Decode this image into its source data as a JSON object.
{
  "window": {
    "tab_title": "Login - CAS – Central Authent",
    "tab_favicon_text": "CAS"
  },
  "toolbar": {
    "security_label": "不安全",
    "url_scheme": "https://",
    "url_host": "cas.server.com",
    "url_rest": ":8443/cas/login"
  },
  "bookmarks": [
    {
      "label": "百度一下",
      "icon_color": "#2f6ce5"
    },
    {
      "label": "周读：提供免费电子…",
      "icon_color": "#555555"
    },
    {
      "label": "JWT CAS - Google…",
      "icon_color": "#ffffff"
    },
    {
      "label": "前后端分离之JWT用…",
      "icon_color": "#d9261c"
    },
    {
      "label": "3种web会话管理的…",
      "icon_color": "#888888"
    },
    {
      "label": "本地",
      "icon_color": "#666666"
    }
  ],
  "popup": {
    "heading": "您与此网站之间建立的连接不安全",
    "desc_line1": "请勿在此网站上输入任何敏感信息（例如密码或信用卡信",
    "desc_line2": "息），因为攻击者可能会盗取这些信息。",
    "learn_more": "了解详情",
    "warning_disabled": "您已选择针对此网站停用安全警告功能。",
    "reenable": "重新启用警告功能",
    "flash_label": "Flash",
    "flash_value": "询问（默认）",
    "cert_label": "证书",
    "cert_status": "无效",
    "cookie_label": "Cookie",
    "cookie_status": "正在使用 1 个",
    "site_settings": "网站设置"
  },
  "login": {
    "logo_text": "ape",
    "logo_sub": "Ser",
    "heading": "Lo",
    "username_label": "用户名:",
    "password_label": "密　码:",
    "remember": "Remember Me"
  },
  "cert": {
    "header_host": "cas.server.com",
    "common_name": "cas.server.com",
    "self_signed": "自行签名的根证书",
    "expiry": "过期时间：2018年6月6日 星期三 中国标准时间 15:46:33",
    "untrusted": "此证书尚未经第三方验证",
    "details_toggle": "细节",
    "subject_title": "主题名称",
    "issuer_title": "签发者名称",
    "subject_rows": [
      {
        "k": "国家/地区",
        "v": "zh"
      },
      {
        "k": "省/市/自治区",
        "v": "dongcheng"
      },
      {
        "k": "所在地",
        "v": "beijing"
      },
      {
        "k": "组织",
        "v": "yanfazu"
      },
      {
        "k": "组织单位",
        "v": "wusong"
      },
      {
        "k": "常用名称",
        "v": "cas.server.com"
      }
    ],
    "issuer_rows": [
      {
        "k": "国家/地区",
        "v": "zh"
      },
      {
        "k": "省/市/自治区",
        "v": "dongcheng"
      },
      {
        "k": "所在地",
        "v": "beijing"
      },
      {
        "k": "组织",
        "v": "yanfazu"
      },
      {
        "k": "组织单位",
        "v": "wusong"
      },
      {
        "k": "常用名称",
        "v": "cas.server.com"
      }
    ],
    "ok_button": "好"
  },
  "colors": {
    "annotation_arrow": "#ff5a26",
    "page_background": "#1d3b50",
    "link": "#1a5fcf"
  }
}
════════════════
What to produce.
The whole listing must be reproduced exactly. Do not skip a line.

Response.
Decode this image into its source data as a JSON object.
{
  "window": {
    "tab_title": "Login - CAS – Central Authent",
    "tab_favicon_text": "CAS"
  },
  "toolbar": {
    "security_label": "不安全",
    "url_scheme": "https://",
    "url_host": "cas.server.com",
    "url_rest": ":8443/cas/login"
  },
  "bookmarks": [
    {
      "label": "百度一下",
      "icon_color": "#2f6ce5"
    },
    {
      "label": "周读：提供免费电子…",
      "icon_color": "#555555"
    },
    {
      "label": "JWT CAS - Google…",
      "icon_color": "#ffffff"
    },
    {
      "label": "前后端分离之JWT用…",
      "icon_color": "#d9261c"
    },
    {
      "label": "3种web会话管理的…",
      "icon_color": "#888888"
    },
    {
      "label": "本地",
      "icon_color": "#666666"
    }
  ],
  "popup": {
    "heading": "您与此网站之间建立的连接不安全",
    "desc_line1": "请勿在此网站上输入任何敏感信息（例如密码或信用卡信",
    "desc_line2": "息），因为攻击者可能会盗取这些信息。",
    "learn_more": "了解详情",
    "warning_disabled": "您已选择针对此网站停用安全警告功能。",
    "reenable": "重新启用警告功能",
    "flash_label": "Flash",
    "flash_value": "询问（默认）",
    "cert_label": "证书",
    "cert_status": "无效",
    "cookie_label": "Cookie",
    "cookie_status": "正在使用 1 个",
    "site_settings": "网站设置"
  },
  "login": {
    "logo_text": "ape",
    "logo_sub": "Ser",
    "heading": "Lo",
    "username_label": "用户名:",
    "password_label": "密　码:",
    "remember": "Remember Me"
  },
  "cert": {
    "header_host": "cas.server.com",
    "common_name": "cas.server.com",
    "self_signed": "自行签名的根证书",
    "expiry": "过期时间：2018年6月6日 星期三 中国标准时间 15:46:33",
    "untrusted": "此证书尚未经第三方验证",
    "details_toggle": "细节",
    "subject_title": "主题名称",
    "issuer_title": "签发者名称",
    "subject_rows": [
      {
        "k": "国家/地区",
        "v": "zh"
      },
      {
        "k": "省/市/自治区",
        "v": "dongcheng"
      },
      {
        "k": "所在地",
        "v": "beijing"
      },
      {
        "k": "组织",
        "v": "yanfazu"
      },
      {
        "k": "组织单位",
        "v": "wusong"
      },
      {
        "k": "常用名称",
        "v": "cas.server.com"
      }
    ],
    "issuer_rows": [
      {
        "k": "国家/地区",
        "v": "zh"
      },
      {
        "k": "省/市/自治区",
        "v": "dongcheng"
      },
      {
        "k": "所在地",
        "v": "beijing"
      },
      {
        "k": "组织",
        "v": "yanfazu"
      },
      {
        "k": "组织单位",
        "v": "wusong"
      },
      {
        "k": "常用名称",
        "v": "cas.server.com"
      }
    ],
    "ok_button": "好"
  },
  "colors": {
    "annotation_arrow": "#ff5a26",
    "page_background": "#1d3b50",
    "link": "#1a5fcf"
  }
}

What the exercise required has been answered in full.